Back to School - Don’t Forget Your Cell Phone!
As middle school students go back to school this week in Montgomery County, MD, many of them will probably have cell phones in their backpacks. But this school year, they won’t be penalized for doing so, as the local school board expands its relaxation of cell phone restrictions.
The debate over student cell phone possession has never been an easy one. Critics of the idea have long argued that cell phones are a major distraction at best, and a catalyst for bullying and cheating at worst. Supporters, though, insist that cell phones are a necessity for parents to communicate with their kids, particularly during times of emergency. Battle lines have been drawn all over the country, particularly in large school districts like New York City, which enforces a strict prohibition against cell phones on campus.
These battle lines, however, have shifted in suburban Washington DC. For 12 years, cell phones and pagers on campus were actually banned by Maryland state law. In the wake of the September 11 attacks six years ago, members of the Montgomery County school board and others successfully lobbied the state legislature to overturn the law. Once this happened, local school districts approached cell phone policies in different ways. Calvert County schools, for example, allowed students to carry phones if their parents signed a waiver. Howard County, adopted more of a don’t-ask, don’t-tell policy: keep it out of sight and we won’t confiscate it.
In Montgomery County, high school students could carry phones as long as they were switched off, while middle school students needed a parental waiver. But as the Washington Post reported yesterday, the county has now extended their high school cell phone policy to middle schools as well.
It wasn’t an easy decision-making process, as many middle school administrators were nervous that middle school students lacked the maturity to possess cell phones responsibly. So last year, the school board decided to conduct a cell phone policy testbed with four local middle schools, observing how the draft policy impacted learning and discipline. According to Joseph Sacco, principal one of the four testbed schools, there were some instances of cell phones going off in class. However, they didn’t experience any serious incidents, such as students using cell phones to transmit test answers or snap inappropriate photos. This, despite the fact that an estimated 25% of sixth graders and 50% of eighth graders carried phones during the school year. Prior to the testbed, said Sacco, “We were enforcing a well-intentioned policy that was out of step with modern realities.”
Based on the success of the testbed program, the school board voted this summer to extend the policy to all middle schools. “You know, cellphones are ubiquitous these days,” said board member Patricia O’Neill. “Many elementary students have cellphones. They’re marketed for safety and security purposes.”

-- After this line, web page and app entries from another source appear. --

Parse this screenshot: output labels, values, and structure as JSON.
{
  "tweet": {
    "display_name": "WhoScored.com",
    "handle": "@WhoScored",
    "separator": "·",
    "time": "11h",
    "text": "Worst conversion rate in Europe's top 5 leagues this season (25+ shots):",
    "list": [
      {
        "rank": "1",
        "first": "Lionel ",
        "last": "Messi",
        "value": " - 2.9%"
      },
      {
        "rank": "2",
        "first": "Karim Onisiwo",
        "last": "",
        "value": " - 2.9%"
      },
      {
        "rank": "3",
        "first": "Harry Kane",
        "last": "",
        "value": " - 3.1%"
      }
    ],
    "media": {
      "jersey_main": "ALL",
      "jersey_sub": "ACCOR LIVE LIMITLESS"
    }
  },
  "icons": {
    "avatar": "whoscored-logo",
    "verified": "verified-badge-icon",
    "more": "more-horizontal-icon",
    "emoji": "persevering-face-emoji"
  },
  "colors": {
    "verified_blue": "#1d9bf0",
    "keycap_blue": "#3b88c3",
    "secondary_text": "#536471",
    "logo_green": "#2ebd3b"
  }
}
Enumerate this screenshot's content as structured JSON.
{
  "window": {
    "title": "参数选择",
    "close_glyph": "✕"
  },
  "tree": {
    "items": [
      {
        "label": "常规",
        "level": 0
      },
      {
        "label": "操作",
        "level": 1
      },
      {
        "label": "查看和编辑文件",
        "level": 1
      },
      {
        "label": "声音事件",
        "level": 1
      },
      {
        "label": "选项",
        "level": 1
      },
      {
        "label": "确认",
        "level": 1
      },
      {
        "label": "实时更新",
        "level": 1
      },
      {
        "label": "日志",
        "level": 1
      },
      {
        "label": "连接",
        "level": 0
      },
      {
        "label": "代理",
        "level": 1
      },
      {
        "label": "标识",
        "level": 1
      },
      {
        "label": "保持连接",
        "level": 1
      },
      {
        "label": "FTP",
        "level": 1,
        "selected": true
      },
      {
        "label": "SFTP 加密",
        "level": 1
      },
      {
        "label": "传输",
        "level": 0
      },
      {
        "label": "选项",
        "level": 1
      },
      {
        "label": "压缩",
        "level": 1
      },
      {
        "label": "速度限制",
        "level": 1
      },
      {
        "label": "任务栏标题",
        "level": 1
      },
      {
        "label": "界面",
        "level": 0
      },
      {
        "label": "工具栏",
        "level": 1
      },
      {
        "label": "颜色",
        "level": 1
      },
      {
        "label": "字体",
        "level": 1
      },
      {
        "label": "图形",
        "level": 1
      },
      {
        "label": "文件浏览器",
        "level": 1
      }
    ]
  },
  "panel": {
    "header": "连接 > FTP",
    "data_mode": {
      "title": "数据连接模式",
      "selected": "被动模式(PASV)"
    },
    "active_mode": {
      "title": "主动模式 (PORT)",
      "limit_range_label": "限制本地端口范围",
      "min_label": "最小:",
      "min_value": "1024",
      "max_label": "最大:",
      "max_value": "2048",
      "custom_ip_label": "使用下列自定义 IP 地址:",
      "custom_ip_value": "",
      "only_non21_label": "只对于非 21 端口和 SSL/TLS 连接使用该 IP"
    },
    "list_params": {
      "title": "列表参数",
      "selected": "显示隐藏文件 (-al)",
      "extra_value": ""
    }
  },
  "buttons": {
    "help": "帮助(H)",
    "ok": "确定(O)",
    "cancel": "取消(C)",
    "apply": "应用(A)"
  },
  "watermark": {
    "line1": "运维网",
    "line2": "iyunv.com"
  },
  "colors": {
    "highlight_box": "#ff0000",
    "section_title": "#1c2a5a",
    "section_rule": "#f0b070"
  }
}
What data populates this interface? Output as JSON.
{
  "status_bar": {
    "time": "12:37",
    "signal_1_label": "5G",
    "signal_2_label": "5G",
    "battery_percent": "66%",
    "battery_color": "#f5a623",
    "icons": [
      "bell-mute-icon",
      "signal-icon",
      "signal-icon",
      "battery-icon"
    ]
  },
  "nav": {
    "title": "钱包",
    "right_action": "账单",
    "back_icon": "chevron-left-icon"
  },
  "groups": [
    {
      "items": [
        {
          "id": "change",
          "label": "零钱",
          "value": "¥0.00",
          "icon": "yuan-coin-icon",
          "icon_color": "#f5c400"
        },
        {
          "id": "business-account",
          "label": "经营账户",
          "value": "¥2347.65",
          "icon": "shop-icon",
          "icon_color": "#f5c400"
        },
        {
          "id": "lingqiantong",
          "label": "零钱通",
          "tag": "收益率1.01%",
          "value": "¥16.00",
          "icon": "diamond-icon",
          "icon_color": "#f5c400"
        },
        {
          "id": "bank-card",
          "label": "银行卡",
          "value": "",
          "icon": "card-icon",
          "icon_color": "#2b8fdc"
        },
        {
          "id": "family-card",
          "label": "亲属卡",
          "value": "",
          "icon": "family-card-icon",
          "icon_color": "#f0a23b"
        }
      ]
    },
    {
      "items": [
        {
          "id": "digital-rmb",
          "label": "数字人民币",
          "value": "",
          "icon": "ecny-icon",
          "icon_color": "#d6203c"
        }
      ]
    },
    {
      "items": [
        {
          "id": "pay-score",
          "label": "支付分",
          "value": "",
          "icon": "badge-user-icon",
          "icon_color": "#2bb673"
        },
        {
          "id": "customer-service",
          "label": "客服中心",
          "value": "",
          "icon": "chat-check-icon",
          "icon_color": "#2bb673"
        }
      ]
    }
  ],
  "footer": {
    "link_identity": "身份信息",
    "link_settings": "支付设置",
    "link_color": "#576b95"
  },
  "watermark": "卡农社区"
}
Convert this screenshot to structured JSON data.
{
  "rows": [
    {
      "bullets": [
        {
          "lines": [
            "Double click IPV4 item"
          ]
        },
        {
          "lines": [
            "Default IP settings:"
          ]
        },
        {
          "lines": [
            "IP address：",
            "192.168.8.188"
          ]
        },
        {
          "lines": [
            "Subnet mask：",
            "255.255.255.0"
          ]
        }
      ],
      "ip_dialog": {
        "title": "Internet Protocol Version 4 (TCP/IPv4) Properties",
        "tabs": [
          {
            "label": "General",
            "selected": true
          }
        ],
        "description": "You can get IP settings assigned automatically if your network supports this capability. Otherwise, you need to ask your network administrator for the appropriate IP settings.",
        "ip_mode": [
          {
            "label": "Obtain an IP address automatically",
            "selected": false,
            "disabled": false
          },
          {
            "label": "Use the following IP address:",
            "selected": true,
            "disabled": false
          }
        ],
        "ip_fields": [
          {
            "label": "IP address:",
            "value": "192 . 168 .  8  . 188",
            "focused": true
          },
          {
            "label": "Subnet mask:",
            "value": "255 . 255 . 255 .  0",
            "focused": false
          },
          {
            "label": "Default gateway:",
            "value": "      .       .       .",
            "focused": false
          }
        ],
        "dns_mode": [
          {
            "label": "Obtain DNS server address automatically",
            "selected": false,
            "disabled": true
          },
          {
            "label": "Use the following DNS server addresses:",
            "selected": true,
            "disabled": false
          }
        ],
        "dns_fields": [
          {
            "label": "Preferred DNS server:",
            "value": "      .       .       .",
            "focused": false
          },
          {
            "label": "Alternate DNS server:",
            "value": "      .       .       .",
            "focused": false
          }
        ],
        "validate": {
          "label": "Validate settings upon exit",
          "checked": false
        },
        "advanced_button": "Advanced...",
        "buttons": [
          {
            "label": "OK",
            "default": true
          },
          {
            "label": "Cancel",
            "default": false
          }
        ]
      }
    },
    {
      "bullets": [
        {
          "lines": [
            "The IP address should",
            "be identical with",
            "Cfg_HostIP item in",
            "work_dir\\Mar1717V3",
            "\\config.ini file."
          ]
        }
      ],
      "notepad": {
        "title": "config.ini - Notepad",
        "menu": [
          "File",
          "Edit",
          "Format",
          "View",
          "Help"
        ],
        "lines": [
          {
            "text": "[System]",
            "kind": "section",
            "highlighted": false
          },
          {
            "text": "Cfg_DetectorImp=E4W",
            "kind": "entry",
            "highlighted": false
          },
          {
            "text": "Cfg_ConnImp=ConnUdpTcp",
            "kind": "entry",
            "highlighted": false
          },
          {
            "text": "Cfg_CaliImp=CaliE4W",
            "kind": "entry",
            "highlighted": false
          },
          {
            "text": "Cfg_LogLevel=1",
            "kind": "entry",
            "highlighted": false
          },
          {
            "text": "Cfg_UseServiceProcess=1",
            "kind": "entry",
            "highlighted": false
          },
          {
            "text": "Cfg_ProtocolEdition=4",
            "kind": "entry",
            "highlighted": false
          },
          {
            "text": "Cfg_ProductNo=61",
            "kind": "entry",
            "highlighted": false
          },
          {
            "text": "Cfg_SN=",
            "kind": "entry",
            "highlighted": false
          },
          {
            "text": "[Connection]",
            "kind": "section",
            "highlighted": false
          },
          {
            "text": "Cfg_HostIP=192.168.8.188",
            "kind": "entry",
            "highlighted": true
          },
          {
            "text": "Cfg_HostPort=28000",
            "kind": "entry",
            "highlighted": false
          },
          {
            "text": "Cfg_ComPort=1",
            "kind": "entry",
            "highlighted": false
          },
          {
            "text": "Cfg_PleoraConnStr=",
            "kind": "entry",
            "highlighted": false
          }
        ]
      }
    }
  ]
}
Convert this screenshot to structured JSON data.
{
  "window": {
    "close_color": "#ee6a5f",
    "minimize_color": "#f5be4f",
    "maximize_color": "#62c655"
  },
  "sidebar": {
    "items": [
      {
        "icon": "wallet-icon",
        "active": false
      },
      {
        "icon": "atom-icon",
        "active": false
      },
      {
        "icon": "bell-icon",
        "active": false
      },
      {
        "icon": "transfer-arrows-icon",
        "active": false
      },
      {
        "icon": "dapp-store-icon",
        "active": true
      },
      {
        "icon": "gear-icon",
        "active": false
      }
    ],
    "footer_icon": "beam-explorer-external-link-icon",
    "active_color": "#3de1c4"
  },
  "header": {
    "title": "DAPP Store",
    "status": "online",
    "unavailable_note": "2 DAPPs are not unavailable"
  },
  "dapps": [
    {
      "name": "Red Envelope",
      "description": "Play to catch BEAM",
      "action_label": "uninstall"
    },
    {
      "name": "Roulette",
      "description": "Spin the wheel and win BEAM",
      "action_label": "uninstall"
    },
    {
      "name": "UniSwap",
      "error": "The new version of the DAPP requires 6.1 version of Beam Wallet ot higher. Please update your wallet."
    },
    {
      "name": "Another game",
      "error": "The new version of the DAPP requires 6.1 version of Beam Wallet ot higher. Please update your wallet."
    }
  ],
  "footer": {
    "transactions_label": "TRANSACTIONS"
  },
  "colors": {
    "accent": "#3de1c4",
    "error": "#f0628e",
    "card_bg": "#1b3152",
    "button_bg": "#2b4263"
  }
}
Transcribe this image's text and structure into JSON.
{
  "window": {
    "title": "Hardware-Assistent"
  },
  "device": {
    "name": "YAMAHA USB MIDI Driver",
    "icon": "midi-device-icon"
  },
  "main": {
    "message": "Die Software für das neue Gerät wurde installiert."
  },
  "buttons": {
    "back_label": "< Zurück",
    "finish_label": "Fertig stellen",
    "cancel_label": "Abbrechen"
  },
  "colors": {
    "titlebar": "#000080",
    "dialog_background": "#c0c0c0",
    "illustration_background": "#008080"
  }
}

Of course, it’s just the beginning of the school year, and only time will tell if Montgomery County’s decision is a wise one. I’m hopeful it’ll work. Either way, I think they deserve kudos for conducting a testbed prior to changing their policy, allowing them to make an informed decision based on local school dynamics. -andy